§ Task directions: Please output the entries that follow exactly, without a single image.
**** The records
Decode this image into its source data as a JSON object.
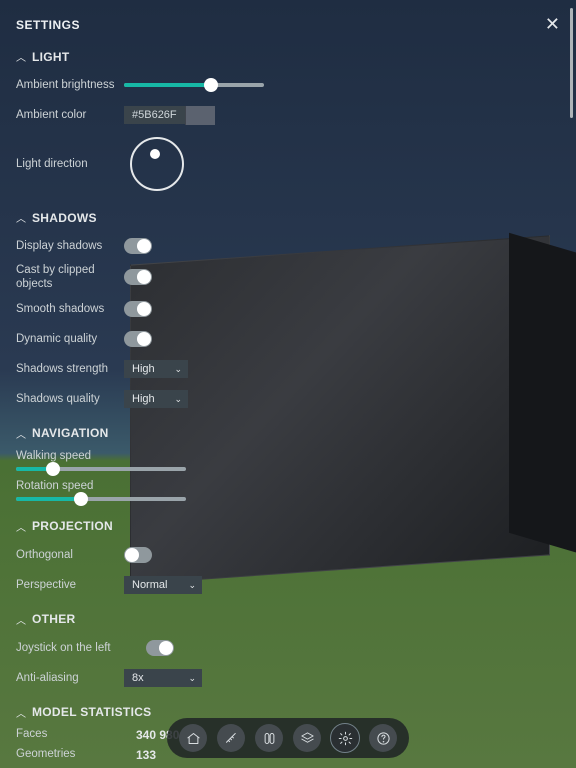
{
  "header": {
    "title": "SETTINGS"
  },
  "sections": {
    "light": {
      "title": "LIGHT",
      "ambient_brightness_label": "Ambient brightness",
      "ambient_brightness_pct": 62,
      "ambient_color_label": "Ambient color",
      "ambient_color_hex": "#5B626F",
      "light_direction_label": "Light direction"
    },
    "shadows": {
      "title": "SHADOWS",
      "display_label": "Display shadows",
      "display_on": true,
      "cast_label": "Cast by clipped objects",
      "cast_on": true,
      "smooth_label": "Smooth shadows",
      "smooth_on": true,
      "dynamic_label": "Dynamic quality",
      "dynamic_on": true,
      "strength_label": "Shadows strength",
      "strength_value": "High",
      "quality_label": "Shadows quality",
      "quality_value": "High"
    },
    "navigation": {
      "title": "NAVIGATION",
      "walk_label": "Walking speed",
      "walk_pct": 22,
      "rot_label": "Rotation speed",
      "rot_pct": 38
    },
    "projection": {
      "title": "PROJECTION",
      "ortho_label": "Orthogonal",
      "ortho_on": false,
      "persp_label": "Perspective",
      "persp_value": "Normal"
    },
    "other": {
      "title": "OTHER",
      "joy_label": "Joystick on the left",
      "joy_on": true,
      "aa_label": "Anti-aliasing",
      "aa_value": "8x"
    },
    "stats": {
      "title": "MODEL STATISTICS",
      "faces_label": "Faces",
      "faces_value": "340 980",
      "geom_label": "Geometries",
      "geom_value": "133"
    }
  },
  "toolbar": {
    "home": "home-icon",
    "measure": "measure-icon",
    "section": "section-icon",
    "layers": "layers-icon",
    "settings": "gear-icon",
    "help": "help-icon"
  }
}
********
§ Result of this task:
Decode this image into its source data as a JSON object.
{
  "header": {
    "title": "SETTINGS"
  },
  "sections": {
    "light": {
      "title": "LIGHT",
      "ambient_brightness_label": "Ambient brightness",
      "ambient_brightness_pct": 62,
      "ambient_color_label": "Ambient color",
      "ambient_color_hex": "#5B626F",
      "light_direction_label": "Light direction"
    },
    "shadows": {
      "title": "SHADOWS",
      "display_label": "Display shadows",
      "display_on": true,
      "cast_label": "Cast by clipped objects",
      "cast_on": true,
      "smooth_label": "Smooth shadows",
      "smooth_on": true,
      "dynamic_label": "Dynamic quality",
      "dynamic_on": true,
      "strength_label": "Shadows strength",
      "strength_value": "High",
      "quality_label": "Shadows quality",
      "quality_value": "High"
    },
    "navigation": {
      "title": "NAVIGATION",
      "walk_label": "Walking speed",
      "walk_pct": 22,
      "rot_label": "Rotation speed",
      "rot_pct": 38
    },
    "projection": {
      "title": "PROJECTION",
      "ortho_label": "Orthogonal",
      "ortho_on": false,
      "persp_label": "Perspective",
      "persp_value": "Normal"
    },
    "other": {
      "title": "OTHER",
      "joy_label": "Joystick on the left",
      "joy_on": true,
      "aa_label": "Anti-aliasing",
      "aa_value": "8x"
    },
    "stats": {
      "title": "MODEL STATISTICS",
      "faces_label": "Faces",
      "faces_value": "340 980",
      "geom_label": "Geometries",
      "geom_value": "133"
    }
  },
  "toolbar": {
    "home": "home-icon",
    "measure": "measure-icon",
    "section": "section-icon",
    "layers": "layers-icon",
    "settings": "gear-icon",
    "help": "help-icon"
  }
}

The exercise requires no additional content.